Although diversity was a prominent theme of Monday's job fair, many of the same companies will set up shop in Thompson-Boling today. And almost all of the representatives offer the same advice: do your research.

"We want to make sure that all of our applicants are aware of our organization, what it is that we do, how long we've been in business ... all of those important things," said Shelley Bell, a human resources representative for the Knoxville News-Sentinel.

Her sentiments were echoed by Brianna Ruggles and Hannah Certis, interning masters students in the college student personnel program who staffed the student check-in desk at the Diversity Job Fair.

"Be prepared and look up the employers that you would be most interested talking to, because there can be a lot of employers here and that can be very overwhelming," Ruggles said. "So I would choose four to five that you know you want to talk to beforehand."

Certis also mentioned the technological resources offered by Career Services, touting their Facebook page and Hire-A-Vol database.

Hire-A-Vol, sponsored by the student technology fee, offers students an opportunity to create a profile, upload a resume or cover letter and search for jobs. An updated list of employers who will be in attendance at Thompson-Boling Arena is also kept on the site.

As the assistant director of Career Services, Mahoney said the Hire-A-Vol resource is almost an ongoing job fair in itself.

"I think that's the key thing, that the student does some preparation and they have a list of employers that they do want to go talk to," she said. "You can speak more confidently to them, because you know what they're looking for and you know what you have to offer and how it matches."

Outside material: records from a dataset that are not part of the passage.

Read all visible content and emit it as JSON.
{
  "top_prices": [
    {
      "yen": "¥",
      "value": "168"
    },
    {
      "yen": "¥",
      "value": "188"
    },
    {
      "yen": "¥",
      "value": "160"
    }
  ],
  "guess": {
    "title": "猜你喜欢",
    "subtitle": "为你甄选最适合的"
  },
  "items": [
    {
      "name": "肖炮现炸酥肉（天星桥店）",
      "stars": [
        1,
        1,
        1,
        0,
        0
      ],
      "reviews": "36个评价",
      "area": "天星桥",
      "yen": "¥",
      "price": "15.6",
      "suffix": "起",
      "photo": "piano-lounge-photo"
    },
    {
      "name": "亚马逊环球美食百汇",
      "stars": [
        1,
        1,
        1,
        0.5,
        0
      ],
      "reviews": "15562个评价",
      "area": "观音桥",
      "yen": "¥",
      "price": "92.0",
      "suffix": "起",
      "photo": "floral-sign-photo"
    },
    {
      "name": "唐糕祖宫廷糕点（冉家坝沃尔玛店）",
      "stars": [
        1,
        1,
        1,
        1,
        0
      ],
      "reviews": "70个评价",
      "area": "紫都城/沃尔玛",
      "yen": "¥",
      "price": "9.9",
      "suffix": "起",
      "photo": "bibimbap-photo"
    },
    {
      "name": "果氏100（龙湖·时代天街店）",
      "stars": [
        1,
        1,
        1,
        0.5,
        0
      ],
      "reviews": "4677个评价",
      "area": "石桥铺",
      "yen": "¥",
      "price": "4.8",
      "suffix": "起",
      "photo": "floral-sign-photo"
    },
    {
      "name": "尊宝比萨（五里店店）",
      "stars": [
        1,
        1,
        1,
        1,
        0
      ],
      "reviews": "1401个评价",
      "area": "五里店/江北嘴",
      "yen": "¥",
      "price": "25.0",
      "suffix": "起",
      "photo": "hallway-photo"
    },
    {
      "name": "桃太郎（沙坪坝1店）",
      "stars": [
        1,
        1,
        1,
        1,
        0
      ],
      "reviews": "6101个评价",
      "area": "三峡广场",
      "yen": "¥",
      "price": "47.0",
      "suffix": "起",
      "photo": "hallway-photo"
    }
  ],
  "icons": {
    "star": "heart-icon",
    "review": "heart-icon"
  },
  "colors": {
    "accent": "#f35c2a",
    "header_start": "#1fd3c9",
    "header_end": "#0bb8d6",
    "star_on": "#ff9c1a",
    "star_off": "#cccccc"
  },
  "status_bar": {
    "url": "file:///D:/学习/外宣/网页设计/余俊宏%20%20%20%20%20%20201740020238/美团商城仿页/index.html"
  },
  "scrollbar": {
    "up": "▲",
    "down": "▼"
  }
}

Mahoney also lent a few insider's tips to making the most of a job fair. She recommended bringing plenty of copies of a resume and mentioned that arriving in the first half of the event may mean fresher employers.

"By the time six o' clock rolls around, they've been standing for four hours," she said.